After the aircrew’s roughly 700-mile transit, the men were taken to Nome for further care.  One of the men was reported to have been ill for several days, and they had very limited communication devices on hand.


Wednesday, District 17 Command Center watchstanders and RCC Anchorage received an agency assist request from the Alaska State Troopers for two Savoonga male hunters reported to have been stranded after transiting to the Punuk Islands by small boat on Nov. 21. Using a VHF-FM handheld radio, the men were able to hail a Ravn Alaska Aircraft flying overhead and relayed that they were in distress. The men reported that their boat motor was inoperative, therefore leaving them with no means of transportation back to their snow machine on St. Lawrence Island. Ravn Alaska notified RCC Anchorage, who then deployed the 212th Rescue Squadron pararescuemen via a 211th Rescue Squadron HC-130 to assess the condition of the men, drop survival gear to them and provide medical assistance as needed. 


District 17 Command Center assumed mission control and directed the launch of an Air Station Kodiak MH-60 Jayhawk helicopter aircrew, along with the Coast Guard Cutter Alex Haley with an MH-65 Dolphin helicopter embarked, to aid in the rescue.


After transiting approximately 1,000 miles total, the MH-60 Jayhawk aircrew found both men and transported them both to Nome for further assistance.  


“After flying nearly 700 miles across the state of Alaska through snow squalls and freezing fog, we’ve never seen a happier embrace than from that of the stranded hunters greeting their rescuers,” said Lt. Daniel Beshoar, an Air Station Kodiak pilot on the case.  “These men were fortunate to have a working radio-it effectively saved their lives.”

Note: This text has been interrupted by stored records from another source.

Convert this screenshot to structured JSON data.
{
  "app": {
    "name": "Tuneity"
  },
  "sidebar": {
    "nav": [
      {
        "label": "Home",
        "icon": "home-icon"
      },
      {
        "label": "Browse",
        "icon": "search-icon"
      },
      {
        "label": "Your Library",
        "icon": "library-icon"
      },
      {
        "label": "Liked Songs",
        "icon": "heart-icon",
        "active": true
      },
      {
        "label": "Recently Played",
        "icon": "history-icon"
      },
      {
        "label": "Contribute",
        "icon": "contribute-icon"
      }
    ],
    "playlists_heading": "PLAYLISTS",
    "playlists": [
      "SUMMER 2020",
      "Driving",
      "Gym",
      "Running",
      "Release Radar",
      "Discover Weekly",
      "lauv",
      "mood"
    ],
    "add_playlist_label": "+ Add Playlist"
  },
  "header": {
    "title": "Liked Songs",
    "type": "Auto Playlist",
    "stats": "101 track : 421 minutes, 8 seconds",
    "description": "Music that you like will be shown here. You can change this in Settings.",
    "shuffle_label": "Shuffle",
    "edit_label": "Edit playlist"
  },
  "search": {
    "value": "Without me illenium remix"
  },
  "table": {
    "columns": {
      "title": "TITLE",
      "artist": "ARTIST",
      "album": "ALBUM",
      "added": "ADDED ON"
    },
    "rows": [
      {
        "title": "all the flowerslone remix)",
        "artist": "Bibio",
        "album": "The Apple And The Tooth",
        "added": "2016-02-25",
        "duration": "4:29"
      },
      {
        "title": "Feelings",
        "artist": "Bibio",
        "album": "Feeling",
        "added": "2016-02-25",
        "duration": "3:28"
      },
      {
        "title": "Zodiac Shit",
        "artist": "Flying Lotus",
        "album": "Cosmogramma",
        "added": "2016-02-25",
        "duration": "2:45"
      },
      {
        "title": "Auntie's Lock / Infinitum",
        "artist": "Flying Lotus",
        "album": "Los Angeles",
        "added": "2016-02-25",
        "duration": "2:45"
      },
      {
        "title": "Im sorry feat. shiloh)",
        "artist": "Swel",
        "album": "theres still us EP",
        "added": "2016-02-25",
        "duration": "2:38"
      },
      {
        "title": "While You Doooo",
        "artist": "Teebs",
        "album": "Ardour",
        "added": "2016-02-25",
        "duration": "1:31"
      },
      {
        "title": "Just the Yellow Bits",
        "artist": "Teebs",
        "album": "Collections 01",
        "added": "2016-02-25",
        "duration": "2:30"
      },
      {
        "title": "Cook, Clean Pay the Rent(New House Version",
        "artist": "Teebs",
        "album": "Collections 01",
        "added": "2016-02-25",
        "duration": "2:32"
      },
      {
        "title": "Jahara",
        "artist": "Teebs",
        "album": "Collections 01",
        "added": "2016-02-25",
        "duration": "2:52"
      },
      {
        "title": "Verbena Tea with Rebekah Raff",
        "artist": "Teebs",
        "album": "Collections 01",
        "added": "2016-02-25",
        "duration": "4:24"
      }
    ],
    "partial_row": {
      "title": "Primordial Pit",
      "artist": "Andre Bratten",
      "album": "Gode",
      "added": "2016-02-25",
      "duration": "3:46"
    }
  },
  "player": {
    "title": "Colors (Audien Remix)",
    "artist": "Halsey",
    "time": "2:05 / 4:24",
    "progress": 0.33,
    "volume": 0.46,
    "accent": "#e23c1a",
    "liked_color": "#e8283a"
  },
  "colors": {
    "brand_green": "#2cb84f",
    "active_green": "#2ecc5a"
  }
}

Weather on scene was freezing spray, 14-foot seas, gale-force winds and blowing snow.